And that’s exactly why this is such an exciting time – perhaps the most exciting time – in her career.
Kamenar started working in the music industry as a sophomore at the College, when Sony Music Entertainment hired her as a college marketing representative to promote up-and-coming musicians in the Charleston area – and, later while studying in Sydney, Australia. By the time she graduated, she was already living in New York City and working for Sony full time while also finishing her Honors thesis.
“You make your own luck, and you do that through hard work. I wouldn’t have gotten that job with Sony if I hadn’t put in the work,” says Kamenar, who, as a communication major in the Honors College, held leadership positions in the Student Alumni Associates and the Public Relations Student Society of America, wrote for Charleston’s City Paper, served as editor of the College’s student newspaper George Street Observer and had a spot on CisternYard Radio. She also interned at Sony, the European Parliament in Brussels, Ketchum in NYC and Gold Mountain Entertainment in Charleston.
And so she’d already put in the work when, shortly into her first job in the Big Apple, she was handling digital marketing for artists like Shakira, whose music video Kamenar helped release in 2009 with what was then quite revolutionary: a livestreamed video premiere.
“It was exciting to see the beginnings of commercial live storytelling,” says Kamenar, who – after three years with Sony – moved to Los Angeles to grow the digital footprints of high-profile musicians, actors and athletes for Creative Artists Agency and later worked for venture capitalist and music mogul Guy Oseary at the intersection of marketing and technology. “Today, live storytelling is seamlessly integrated into mainstream social networks like Facebook and Twitter, and is the basis for apps like Snapchat, so it is readily accessible to the masses. We have an opportunity to elevate the content being told in real time, and I’m compelled to make sure meaningful stories get out there in an impactful way.”
Take, for example, the story of two athletes who set out to summit Mt. Everest without supplemental oxygen. They wanted to bring their fans along – to tell their stories in real time through social media.
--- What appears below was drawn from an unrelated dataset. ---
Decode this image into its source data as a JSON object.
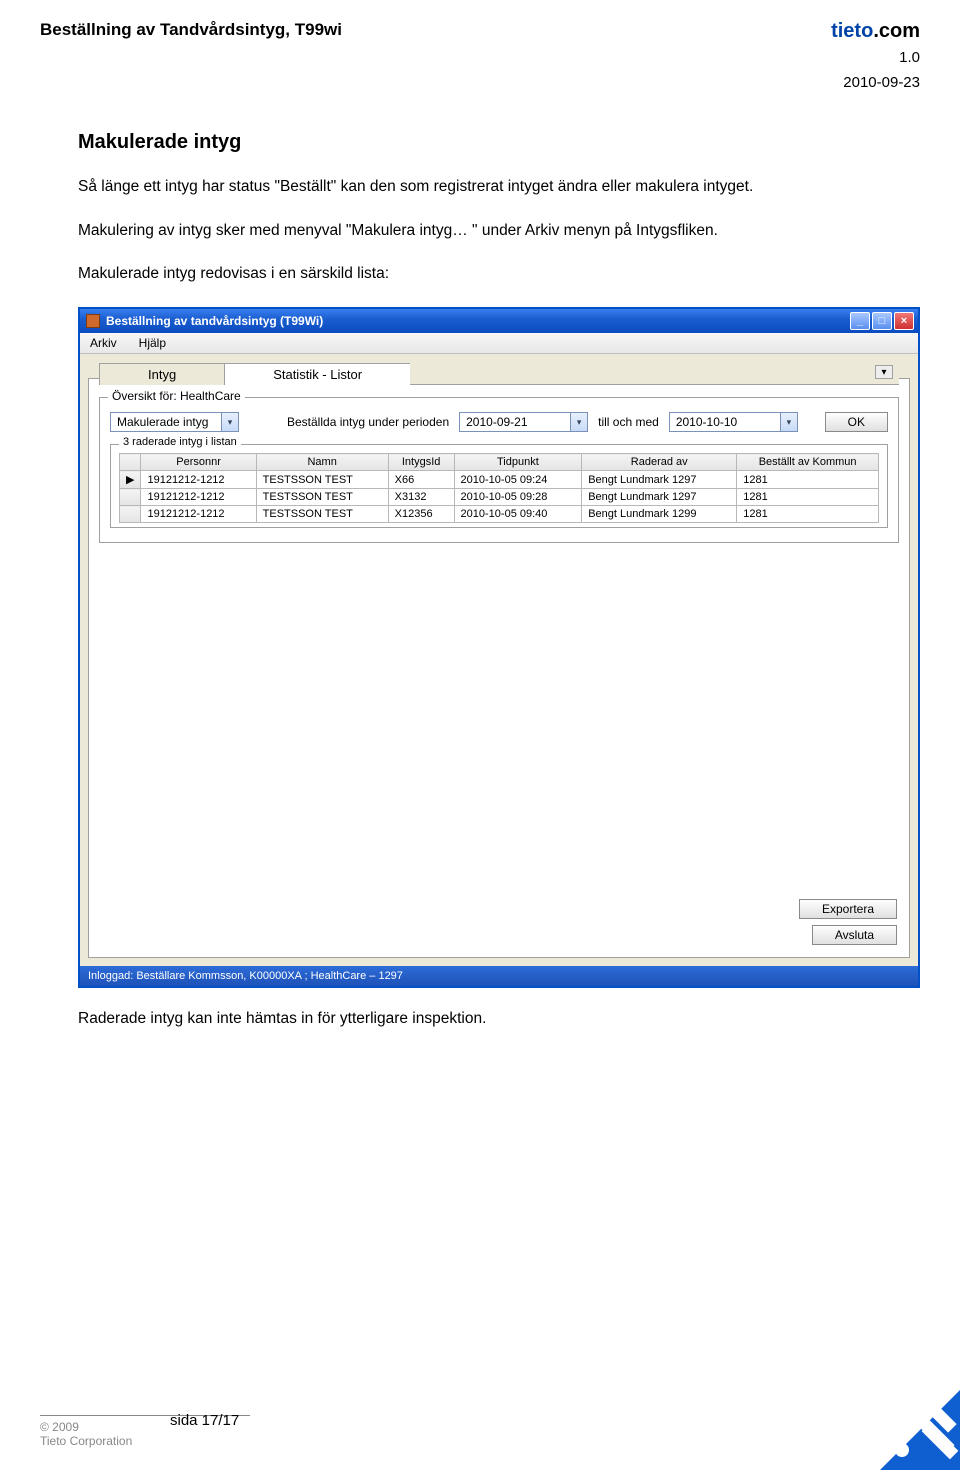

Enter Kamenar, who came up with the concept of a “snap-umentary” to document the expedition. The result was the 2017 Webby Award–winning #EverestNoFilter, which used Snapchat to provide an unfiltered, real-time, first-person view of the athletes’ two-month adventure and which developed its own organic following not just in the outdoors community, but in classrooms, on TV and with families across the world.
“Now, the audience is just as much a part of the story as the talent. The way you engage your community becomes its own sub layer of the story,” says Kamenar, who has since founded her own creative content agency, Coppr, which develops and produces stories that strengthen connections between audiences, environments and her clients, including National Geographic and the REEL ROCK Film Tour. “The goal is to encourage people to experience the world around them, to come together in real life and understand each other more. The stories we choose to tell and how we tell them can make a difference.”
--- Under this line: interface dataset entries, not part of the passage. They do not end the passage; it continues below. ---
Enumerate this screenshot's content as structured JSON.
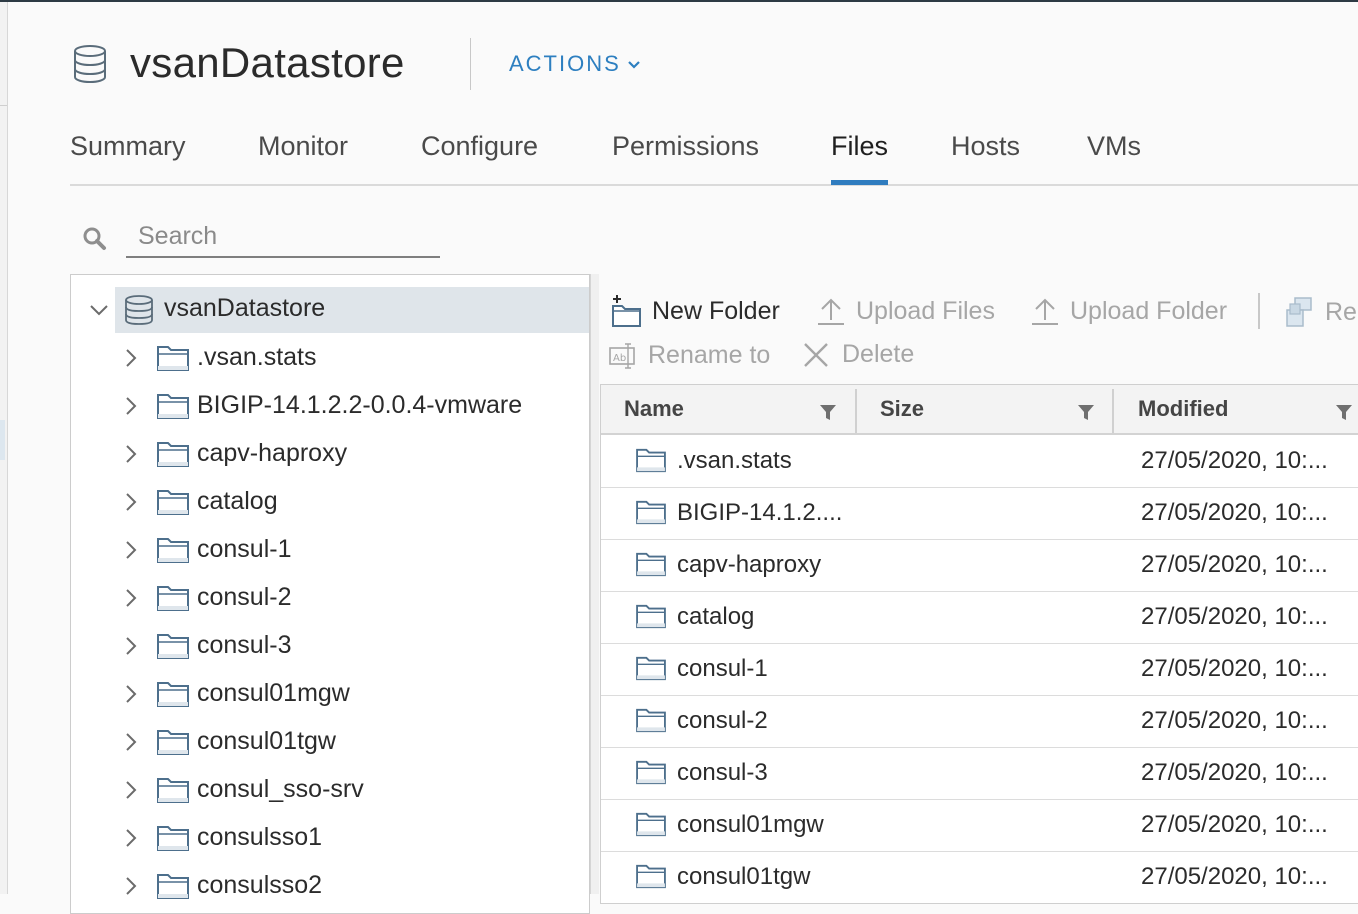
{
  "header": {
    "title": "vsanDatastore",
    "actions_label": "ACTIONS"
  },
  "tabs": [
    {
      "label": "Summary"
    },
    {
      "label": "Monitor"
    },
    {
      "label": "Configure"
    },
    {
      "label": "Permissions"
    },
    {
      "label": "Files",
      "active": true
    },
    {
      "label": "Hosts"
    },
    {
      "label": "VMs"
    }
  ],
  "search": {
    "placeholder": "Search",
    "value": ""
  },
  "tree": {
    "root": "vsanDatastore",
    "items": [
      ".vsan.stats",
      "BIGIP-14.1.2.2-0.0.4-vmware",
      "capv-haproxy",
      "catalog",
      "consul-1",
      "consul-2",
      "consul-3",
      "consul01mgw",
      "consul01tgw",
      "consul_sso-srv",
      "consulsso1",
      "consulsso2"
    ]
  },
  "toolbar": {
    "new_folder": "New Folder",
    "upload_files": "Upload Files",
    "upload_folder": "Upload Folder",
    "register_vm": "Reg",
    "rename_to": "Rename to",
    "delete": "Delete"
  },
  "grid": {
    "columns": [
      "Name",
      "Size",
      "Modified"
    ],
    "rows": [
      {
        "name": ".vsan.stats",
        "size": "",
        "modified": "27/05/2020, 10:..."
      },
      {
        "name": "BIGIP-14.1.2....",
        "size": "",
        "modified": "27/05/2020, 10:..."
      },
      {
        "name": "capv-haproxy",
        "size": "",
        "modified": "27/05/2020, 10:..."
      },
      {
        "name": "catalog",
        "size": "",
        "modified": "27/05/2020, 10:..."
      },
      {
        "name": "consul-1",
        "size": "",
        "modified": "27/05/2020, 10:..."
      },
      {
        "name": "consul-2",
        "size": "",
        "modified": "27/05/2020, 10:..."
      },
      {
        "name": "consul-3",
        "size": "",
        "modified": "27/05/2020, 10:..."
      },
      {
        "name": "consul01mgw",
        "size": "",
        "modified": "27/05/2020, 10:..."
      },
      {
        "name": "consul01tgw",
        "size": "",
        "modified": "27/05/2020, 10:..."
      }
    ]
  },
  "colors": {
    "accent": "#2f7cbf",
    "link": "#2d7fc0",
    "selected_row": "#dfe5ea",
    "folder_stroke": "#4d6f8c"
  },
  "icons": {
    "datastore": "datastore-icon",
    "folder": "folder-icon",
    "search": "search-icon",
    "filter": "filter-icon"
  }
}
And that’s what’s so exciting about telling stories right now: These online and offline storylines are beginning to merge, creating a different narrative altogether.
“That’s the power of it – you can create an ecosystem of online and offline worlds. There are no rules: The barriers are blending, and we’re all just making it up as we go along,” says Kamenar, pointing to Pokémon Go as an example of how technology can bring people together in the real world. “That’s what I aim for in my work – to encourage those personal interactions that educate us all. That’s the only way society will change for the better, and that’s what I hope to inspire.”
And, for Kamenar, that’s where the real story is. That’s what’s unfolding right now. And that’s what really matters.